Segment Open

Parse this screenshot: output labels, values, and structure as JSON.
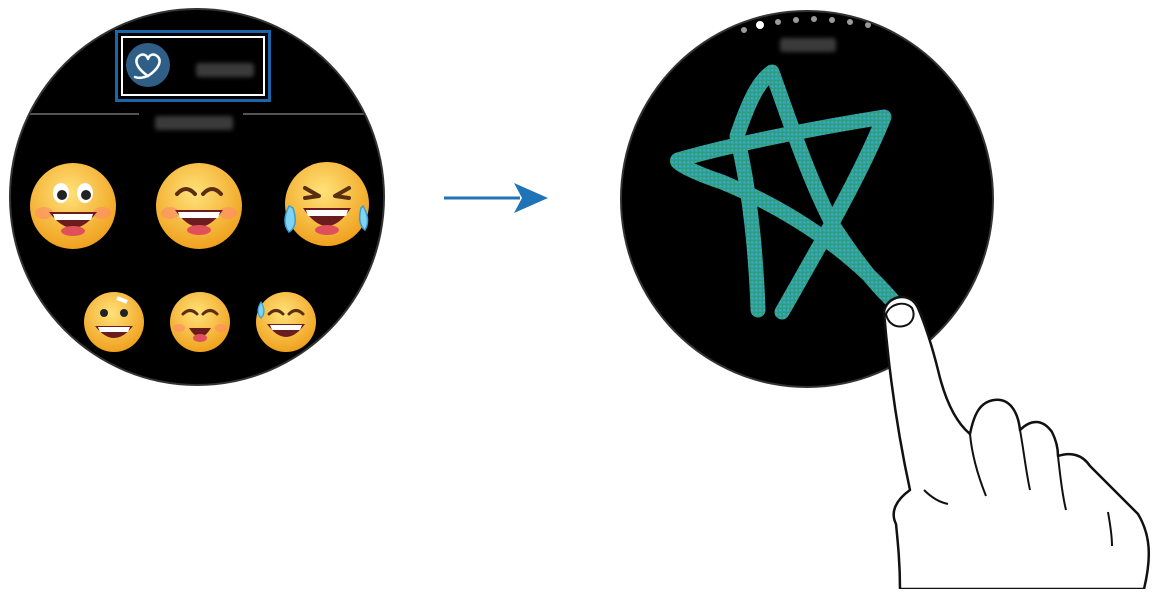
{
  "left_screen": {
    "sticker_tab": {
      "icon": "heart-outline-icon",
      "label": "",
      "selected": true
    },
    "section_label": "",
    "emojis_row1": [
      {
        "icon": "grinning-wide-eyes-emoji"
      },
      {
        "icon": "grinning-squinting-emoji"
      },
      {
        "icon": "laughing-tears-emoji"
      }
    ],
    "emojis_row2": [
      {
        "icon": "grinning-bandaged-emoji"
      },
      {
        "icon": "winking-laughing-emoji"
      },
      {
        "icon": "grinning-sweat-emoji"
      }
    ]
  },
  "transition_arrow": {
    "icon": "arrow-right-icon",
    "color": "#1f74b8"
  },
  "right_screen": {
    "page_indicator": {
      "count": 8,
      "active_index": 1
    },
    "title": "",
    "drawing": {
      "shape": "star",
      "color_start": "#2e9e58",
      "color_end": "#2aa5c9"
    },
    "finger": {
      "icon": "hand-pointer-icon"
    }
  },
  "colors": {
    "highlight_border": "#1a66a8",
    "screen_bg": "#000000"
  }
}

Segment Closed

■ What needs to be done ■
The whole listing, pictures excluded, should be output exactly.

■ Answer below ■
Parse this screenshot: output labels, values, and structure as JSON.
{
  "left_screen": {
    "sticker_tab": {
      "icon": "heart-outline-icon",
      "label": "",
      "selected": true
    },
    "section_label": "",
    "emojis_row1": [
      {
        "icon": "grinning-wide-eyes-emoji"
      },
      {
        "icon": "grinning-squinting-emoji"
      },
      {
        "icon": "laughing-tears-emoji"
      }
    ],
    "emojis_row2": [
      {
        "icon": "grinning-bandaged-emoji"
      },
      {
        "icon": "winking-laughing-emoji"
      },
      {
        "icon": "grinning-sweat-emoji"
      }
    ]
  },
  "transition_arrow": {
    "icon": "arrow-right-icon",
    "color": "#1f74b8"
  },
  "right_screen": {
    "page_indicator": {
      "count": 8,
      "active_index": 1
    },
    "title": "",
    "drawing": {
      "shape": "star",
      "color_start": "#2e9e58",
      "color_end": "#2aa5c9"
    },
    "finger": {
      "icon": "hand-pointer-icon"
    }
  },
  "colors": {
    "highlight_border": "#1a66a8",
    "screen_bg": "#000000"
  }
}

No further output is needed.